Work to complete:
Below are records; work out how many of their lines contain the word "Poly" and reply with the number only.

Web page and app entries
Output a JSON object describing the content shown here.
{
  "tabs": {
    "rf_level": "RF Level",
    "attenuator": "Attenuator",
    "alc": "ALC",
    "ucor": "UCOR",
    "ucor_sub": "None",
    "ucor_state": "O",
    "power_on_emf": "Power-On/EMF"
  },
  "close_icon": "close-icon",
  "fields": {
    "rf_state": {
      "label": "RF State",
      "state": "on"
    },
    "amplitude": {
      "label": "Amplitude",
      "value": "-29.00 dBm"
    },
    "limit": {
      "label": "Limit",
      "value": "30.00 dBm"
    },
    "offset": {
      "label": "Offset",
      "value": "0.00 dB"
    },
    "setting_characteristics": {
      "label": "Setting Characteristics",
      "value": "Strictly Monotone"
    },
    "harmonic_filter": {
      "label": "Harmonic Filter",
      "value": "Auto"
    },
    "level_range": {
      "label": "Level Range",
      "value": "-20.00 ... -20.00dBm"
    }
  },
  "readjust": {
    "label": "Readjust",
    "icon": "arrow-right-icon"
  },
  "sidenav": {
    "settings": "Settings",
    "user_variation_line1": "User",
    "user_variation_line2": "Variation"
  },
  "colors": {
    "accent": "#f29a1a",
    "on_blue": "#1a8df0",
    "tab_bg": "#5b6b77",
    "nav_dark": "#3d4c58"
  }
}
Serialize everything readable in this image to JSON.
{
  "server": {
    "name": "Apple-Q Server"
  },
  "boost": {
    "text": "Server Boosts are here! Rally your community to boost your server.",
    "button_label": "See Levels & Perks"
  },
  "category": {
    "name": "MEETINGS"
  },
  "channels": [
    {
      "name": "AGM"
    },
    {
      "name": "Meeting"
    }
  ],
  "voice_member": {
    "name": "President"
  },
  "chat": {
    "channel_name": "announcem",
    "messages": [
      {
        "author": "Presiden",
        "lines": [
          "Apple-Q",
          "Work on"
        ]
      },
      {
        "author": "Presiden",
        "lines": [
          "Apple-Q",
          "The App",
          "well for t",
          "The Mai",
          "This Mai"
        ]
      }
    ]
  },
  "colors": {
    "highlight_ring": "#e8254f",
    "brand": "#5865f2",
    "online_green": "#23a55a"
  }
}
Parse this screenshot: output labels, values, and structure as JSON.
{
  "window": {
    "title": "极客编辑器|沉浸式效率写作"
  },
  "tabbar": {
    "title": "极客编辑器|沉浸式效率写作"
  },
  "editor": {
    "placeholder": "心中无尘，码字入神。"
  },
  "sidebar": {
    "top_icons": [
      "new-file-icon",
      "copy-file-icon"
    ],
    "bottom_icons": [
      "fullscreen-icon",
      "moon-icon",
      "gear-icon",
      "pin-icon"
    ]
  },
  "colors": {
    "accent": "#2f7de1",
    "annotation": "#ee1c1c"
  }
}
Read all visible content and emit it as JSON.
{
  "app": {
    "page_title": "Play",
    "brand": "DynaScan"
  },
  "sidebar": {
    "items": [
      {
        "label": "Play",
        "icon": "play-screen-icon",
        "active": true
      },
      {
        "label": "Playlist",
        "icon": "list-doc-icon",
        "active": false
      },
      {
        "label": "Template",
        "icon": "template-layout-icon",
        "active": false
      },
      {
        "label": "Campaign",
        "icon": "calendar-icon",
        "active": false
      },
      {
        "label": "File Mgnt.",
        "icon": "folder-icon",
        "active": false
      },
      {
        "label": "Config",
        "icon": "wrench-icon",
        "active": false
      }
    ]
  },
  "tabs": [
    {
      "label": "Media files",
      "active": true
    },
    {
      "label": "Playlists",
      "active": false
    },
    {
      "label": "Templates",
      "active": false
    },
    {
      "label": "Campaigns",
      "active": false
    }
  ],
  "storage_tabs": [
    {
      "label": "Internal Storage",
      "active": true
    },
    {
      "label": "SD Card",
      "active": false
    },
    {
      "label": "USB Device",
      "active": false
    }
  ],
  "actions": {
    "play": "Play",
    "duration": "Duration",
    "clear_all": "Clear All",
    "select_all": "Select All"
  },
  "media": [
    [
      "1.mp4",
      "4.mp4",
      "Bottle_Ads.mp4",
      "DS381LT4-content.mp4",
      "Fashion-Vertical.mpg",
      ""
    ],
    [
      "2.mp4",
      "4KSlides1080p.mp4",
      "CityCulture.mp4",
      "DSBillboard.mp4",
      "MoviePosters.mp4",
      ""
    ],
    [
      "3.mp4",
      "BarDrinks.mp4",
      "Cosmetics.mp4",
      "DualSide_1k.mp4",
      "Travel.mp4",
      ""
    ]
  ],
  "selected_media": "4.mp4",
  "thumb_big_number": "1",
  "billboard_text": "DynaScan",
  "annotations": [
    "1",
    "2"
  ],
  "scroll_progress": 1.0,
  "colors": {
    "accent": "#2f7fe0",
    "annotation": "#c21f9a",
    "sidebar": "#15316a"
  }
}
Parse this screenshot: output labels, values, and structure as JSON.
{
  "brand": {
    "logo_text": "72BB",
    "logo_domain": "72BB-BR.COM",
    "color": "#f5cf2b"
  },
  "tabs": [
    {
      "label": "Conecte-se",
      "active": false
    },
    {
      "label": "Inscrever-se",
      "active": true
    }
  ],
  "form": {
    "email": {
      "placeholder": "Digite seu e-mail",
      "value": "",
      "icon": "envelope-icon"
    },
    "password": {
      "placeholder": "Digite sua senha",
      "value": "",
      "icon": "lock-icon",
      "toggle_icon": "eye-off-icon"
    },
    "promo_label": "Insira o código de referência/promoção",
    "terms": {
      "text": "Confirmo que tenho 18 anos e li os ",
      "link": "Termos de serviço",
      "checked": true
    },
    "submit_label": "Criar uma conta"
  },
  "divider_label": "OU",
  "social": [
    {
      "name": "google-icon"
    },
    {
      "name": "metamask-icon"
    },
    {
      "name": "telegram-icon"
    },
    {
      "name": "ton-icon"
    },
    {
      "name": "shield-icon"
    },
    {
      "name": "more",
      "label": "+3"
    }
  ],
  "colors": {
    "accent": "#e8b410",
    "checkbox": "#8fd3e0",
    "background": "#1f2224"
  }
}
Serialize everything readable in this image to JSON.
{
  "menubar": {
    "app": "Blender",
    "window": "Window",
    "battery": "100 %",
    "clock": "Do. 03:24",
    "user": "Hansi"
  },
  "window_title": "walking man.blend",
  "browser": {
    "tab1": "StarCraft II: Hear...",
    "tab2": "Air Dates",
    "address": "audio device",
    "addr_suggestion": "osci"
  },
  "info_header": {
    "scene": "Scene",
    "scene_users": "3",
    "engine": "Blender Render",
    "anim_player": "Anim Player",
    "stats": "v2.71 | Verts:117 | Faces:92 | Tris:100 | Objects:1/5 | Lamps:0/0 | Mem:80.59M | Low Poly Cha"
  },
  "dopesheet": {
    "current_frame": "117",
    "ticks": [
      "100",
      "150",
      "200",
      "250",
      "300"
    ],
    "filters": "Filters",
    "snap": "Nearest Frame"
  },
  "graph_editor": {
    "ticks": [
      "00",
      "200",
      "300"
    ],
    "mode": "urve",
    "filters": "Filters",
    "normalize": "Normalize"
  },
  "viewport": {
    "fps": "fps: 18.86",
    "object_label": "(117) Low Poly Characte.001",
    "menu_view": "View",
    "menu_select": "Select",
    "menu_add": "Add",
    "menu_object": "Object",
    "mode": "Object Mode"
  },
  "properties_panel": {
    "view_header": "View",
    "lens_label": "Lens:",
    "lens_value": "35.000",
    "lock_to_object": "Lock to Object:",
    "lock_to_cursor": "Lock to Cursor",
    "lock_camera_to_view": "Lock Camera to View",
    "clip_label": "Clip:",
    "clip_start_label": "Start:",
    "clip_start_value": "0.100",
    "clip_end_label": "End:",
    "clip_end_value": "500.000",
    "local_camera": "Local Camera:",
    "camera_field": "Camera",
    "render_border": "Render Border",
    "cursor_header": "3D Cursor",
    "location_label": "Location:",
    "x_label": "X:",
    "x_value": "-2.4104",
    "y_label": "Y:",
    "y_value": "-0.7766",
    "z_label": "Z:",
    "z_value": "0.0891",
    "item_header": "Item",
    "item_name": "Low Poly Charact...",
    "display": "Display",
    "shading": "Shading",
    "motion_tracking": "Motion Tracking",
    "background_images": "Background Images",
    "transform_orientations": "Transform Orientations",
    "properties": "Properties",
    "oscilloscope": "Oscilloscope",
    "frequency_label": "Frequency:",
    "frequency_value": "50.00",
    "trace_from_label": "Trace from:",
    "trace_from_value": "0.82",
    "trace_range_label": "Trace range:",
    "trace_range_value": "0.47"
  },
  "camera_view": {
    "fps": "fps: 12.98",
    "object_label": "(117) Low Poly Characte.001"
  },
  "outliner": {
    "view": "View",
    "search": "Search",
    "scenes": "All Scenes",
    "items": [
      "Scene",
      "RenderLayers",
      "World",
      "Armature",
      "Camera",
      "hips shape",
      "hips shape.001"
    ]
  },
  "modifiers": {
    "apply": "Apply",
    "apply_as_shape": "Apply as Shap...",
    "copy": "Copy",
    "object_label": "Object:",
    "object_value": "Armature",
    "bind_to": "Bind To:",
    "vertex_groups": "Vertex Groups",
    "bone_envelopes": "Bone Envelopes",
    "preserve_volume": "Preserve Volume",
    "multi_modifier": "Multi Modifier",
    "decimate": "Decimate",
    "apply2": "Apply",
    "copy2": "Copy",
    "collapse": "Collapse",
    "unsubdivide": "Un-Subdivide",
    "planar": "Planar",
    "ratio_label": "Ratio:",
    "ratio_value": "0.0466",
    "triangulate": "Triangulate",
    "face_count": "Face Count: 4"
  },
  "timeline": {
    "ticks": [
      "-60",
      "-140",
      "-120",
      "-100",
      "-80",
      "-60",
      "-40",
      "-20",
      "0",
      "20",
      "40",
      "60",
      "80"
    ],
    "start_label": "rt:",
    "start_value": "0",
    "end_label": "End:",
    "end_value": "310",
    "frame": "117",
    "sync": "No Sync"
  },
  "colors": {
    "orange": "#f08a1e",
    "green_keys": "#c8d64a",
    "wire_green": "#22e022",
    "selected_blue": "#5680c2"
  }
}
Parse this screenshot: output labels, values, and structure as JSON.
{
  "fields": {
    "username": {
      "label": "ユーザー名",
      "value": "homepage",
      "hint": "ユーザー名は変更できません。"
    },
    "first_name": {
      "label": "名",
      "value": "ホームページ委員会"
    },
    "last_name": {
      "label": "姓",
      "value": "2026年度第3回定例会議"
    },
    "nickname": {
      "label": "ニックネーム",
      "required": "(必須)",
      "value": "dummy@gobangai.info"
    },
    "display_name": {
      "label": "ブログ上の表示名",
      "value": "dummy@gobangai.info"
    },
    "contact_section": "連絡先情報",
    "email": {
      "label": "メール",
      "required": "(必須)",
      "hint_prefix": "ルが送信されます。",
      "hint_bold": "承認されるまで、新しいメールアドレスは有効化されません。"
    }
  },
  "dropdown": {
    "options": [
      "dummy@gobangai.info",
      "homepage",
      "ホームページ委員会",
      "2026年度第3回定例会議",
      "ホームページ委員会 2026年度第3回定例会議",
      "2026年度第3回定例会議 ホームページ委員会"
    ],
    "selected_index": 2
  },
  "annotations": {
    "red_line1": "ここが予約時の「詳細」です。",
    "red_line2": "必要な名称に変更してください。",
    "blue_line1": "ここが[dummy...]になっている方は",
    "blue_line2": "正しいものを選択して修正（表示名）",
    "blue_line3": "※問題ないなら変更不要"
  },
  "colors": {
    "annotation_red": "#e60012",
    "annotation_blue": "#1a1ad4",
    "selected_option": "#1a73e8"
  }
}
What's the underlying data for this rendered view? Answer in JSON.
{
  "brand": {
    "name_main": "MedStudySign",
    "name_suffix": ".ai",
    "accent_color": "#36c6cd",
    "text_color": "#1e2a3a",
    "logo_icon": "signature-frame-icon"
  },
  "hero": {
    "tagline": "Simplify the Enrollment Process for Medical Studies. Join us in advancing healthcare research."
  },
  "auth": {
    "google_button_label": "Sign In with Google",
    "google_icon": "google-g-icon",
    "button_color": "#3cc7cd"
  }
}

Exercise result:
4